Make us your home page

Regulators bracing for full house at Citizens Property Insurance rate hearing Thursday

Florida insurance regulators are prepared for a potential capacity crowd Thursday at a public hearing in Miami over proposed rate hikes by massive state-run insurer Citizens Property Insurance.

The hearing will be in a 400-seat capacity room at the Chapman Center on Miami-Dade College's Wolfson Campus, 300 NE Second Ave.

Florida Insurance Commissioner Kevin McCarty is expected to attend the event, slated from 4 p.m. to 8 p.m. The Florida Channel ( will stream the hearing live via Web Channel 9.

Citizens, by far Florida's largest property insurer, has proposed a 12 percent average statewide increase in its personal lines accounts and an 11.1 percent increase in its coastal accounts, formerly referred to as its high-risk accounts.

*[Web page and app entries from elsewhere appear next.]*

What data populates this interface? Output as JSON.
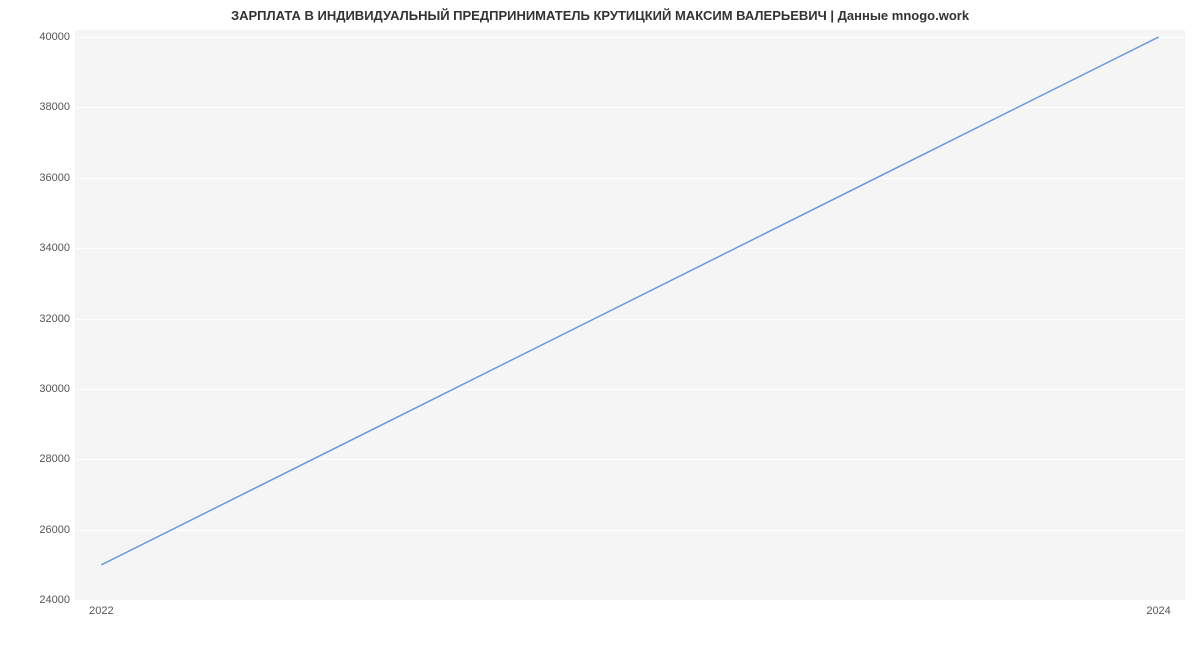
{
  "chart_data": {
    "type": "line",
    "title": "ЗАРПЛАТА В ИНДИВИДУАЛЬНЫЙ ПРЕДПРИНИМАТЕЛЬ КРУТИЦКИЙ МАКСИМ ВАЛЕРЬЕВИЧ | Данные mnogo.work",
    "x": [
      2022,
      2024
    ],
    "values": [
      25000,
      40000
    ],
    "xlabel": "",
    "ylabel": "",
    "x_ticks": [
      2022,
      2024
    ],
    "y_ticks": [
      24000,
      26000,
      28000,
      30000,
      32000,
      34000,
      36000,
      38000,
      40000
    ],
    "ylim": [
      24000,
      40200
    ],
    "xlim": [
      2021.95,
      2024.05
    ],
    "grid": true,
    "line_color": "#6699dd"
  }
}
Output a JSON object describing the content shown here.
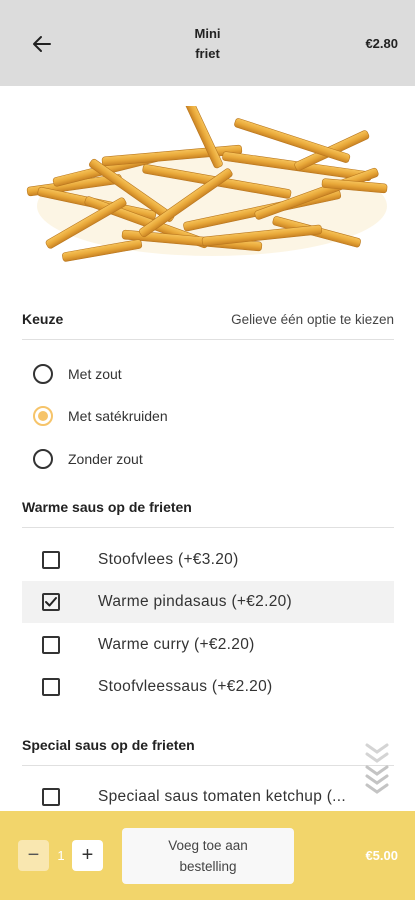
{
  "header": {
    "title_line1": "Mini",
    "title_line2": "friet",
    "price": "€2.80"
  },
  "product_image": {
    "alt": "fries-photo"
  },
  "keuze": {
    "title": "Keuze",
    "hint": "Gelieve één optie te kiezen",
    "options": [
      {
        "label": "Met zout",
        "selected": false
      },
      {
        "label": "Met satékruiden",
        "selected": true
      },
      {
        "label": "Zonder zout",
        "selected": false
      }
    ]
  },
  "warme_saus": {
    "title": "Warme saus op de frieten",
    "options": [
      {
        "label": "Stoofvlees (+€3.20)",
        "checked": false
      },
      {
        "label": "Warme pindasaus (+€2.20)",
        "checked": true
      },
      {
        "label": "Warme curry (+€2.20)",
        "checked": false
      },
      {
        "label": "Stoofvleessaus (+€2.20)",
        "checked": false
      }
    ]
  },
  "special_saus": {
    "title": "Special saus op de frieten",
    "options": [
      {
        "label": "Speciaal saus tomaten ketchup (...",
        "checked": false
      }
    ]
  },
  "bottom_bar": {
    "minus": "−",
    "quantity": "1",
    "plus": "+",
    "add_line1": "Voeg toe aan",
    "add_line2": "bestelling",
    "total": "€5.00"
  },
  "colors": {
    "accent": "#f6c46a",
    "bottom_bar": "#f2d56b",
    "header_bg": "#dcdcdc"
  }
}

In addition, Citizens is proposing a revamp of sinkhole coverage rates, ranging from a decrease of 35.1 percent in non-coastal areas of Palm Beach to an increase of 111.9 percent in Marion County. In the Tampa Bay region, long a major source of sinkhole claims, Hernando, Hillsborough and Pasco counties face a potential 50 percent increase.

Those unable to attend may submit comments to the Florida Office of Insurance Regulation by sending an email to: Include "Citizens" in the subject line of the email.

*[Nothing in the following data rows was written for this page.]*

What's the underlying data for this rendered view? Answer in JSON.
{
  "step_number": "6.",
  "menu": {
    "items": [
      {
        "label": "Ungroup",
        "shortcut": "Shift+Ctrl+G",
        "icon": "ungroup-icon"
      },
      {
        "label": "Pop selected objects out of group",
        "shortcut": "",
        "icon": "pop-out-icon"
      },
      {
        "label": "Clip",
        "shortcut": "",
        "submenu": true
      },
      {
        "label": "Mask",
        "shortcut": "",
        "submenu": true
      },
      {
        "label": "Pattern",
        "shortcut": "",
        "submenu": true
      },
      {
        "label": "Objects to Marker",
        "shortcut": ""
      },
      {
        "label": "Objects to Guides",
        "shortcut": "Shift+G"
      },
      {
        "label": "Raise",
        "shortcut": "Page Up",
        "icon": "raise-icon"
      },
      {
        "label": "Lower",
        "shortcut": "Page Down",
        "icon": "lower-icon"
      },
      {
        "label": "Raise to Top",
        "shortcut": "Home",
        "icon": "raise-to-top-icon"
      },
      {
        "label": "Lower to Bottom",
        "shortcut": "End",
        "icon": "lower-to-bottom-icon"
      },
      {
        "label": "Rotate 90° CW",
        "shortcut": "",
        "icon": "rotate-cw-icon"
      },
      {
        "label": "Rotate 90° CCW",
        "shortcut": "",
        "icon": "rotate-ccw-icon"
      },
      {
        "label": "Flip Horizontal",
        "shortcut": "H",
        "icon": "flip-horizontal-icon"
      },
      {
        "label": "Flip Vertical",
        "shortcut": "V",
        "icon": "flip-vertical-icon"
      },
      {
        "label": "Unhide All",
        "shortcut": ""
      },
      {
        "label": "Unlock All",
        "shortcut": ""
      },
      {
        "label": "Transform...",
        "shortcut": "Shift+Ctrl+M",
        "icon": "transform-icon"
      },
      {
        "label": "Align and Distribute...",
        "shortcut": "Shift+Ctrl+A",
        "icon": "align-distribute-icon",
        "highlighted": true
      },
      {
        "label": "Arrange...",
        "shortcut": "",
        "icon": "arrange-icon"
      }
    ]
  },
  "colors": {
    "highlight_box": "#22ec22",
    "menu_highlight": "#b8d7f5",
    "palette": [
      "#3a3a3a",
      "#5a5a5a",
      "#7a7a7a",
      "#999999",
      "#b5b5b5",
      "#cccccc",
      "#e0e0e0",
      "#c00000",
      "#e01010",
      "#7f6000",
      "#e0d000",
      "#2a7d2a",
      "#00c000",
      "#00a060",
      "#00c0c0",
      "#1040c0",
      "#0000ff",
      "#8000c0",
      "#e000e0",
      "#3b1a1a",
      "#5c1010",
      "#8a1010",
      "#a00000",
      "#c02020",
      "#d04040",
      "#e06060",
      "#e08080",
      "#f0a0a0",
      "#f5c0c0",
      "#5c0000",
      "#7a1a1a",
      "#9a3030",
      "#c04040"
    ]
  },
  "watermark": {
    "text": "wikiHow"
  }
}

As of Wednesday, about 100 comments had been submitted.

Regulators bracing for full house at Citizens Property Insurance rate hearing Thursday 09/19/12 [Last modified: Wednesday, September 19, 2012 5:42pm]
Photo reprints | Article reprints

© 2017 Tampa Bay Times


Join the discussion: Click to view comments, add yours

  1. In advertising, marketing diversity needs a boost in Tampa Bay, nationally


    TAMPA — Trimeka Benjamin was focused on a career in broadcast journalism when she entered Bethune-Cookman University.

    From left, Swim Digital marketing owner Trimeka Benjamin discusses the broad lack of diversity in advertising and marketing with 22 Squared copywriter Luke Sokolewicz, University of Tampa advertising/PR professor Jennifer Whelihan, Rumbo creative director George Zwierko and Nancy Vaughn of the White Book Agency. The group recently met at The Bunker in Ybor City.
  2. Tampa Club president seeks assessment fee from members


    TAMPA — The president of the Tampa Club said he asked members last month to pay an additional assessment fee to provide "additional revenue." However, Ron Licata said Friday that the downtown business group is not in a dire financial situation.

    Ron Licata, president of the Tampa Club in downtown Tampa. [Tampa Club]
  3. Under Republican health care bill, Florida must make up $7.5 billion


    If a Senate bill called the Better Care Reconciliation Act of 2017 becomes law, Florida's government would need to make up about $7.5 billion to maintain its current health care system. The bill, which is one of the Republican Party's long-promised answers to the Affordable Care Act imposes a cap on funding per enrollee …

    Florida would need to cover $7.5 billion to keep its health care program under the Republican-proposed Better Care Reconciliation Act of 2017.  [Times file photo]
  4. Amid U.S. real estate buying binge by foreign investors, Florida remains first choice

    Real Estate

    Foreign investment in U.S. residential real estate recently skyrocketed to a new high with nearly half of all foreign sales happening in Florida, California and Texas.

    A National Association of Realtors annual survey found record volume and activity by foreign buyers of U.S. real estate. Florida had the highest foreign investment activity, followed by California and Texas. [National Association of Realtors]
  5. Trigaux: Tampa Bay health care leaders wary of getting too far ahead in disruptive times


    Are attempts to repeal Obamacare dead for the foreseeable future? Might the Affordable Care Act (ACA), now in dire limbo, be revived? Will Medicaid coverage for the most in need be gutted? Can Republicans now in charge of the White House, Senate and House ever agree to deliver a substitute health care plan that people …

    Natalia Ricabal of Lutz, 12 years old, joined other pediatric cancer patients in Washington in July to urge Congress to protect Medicaid coverage that helped patients like Ricabal fight cancer. She was diagnosed with Ewing's sarcoma in 2013 and has undergone extensive treatments at BayCare's St. Joseph's Children's Hospital in Tampa. [Courtesy of BayCare]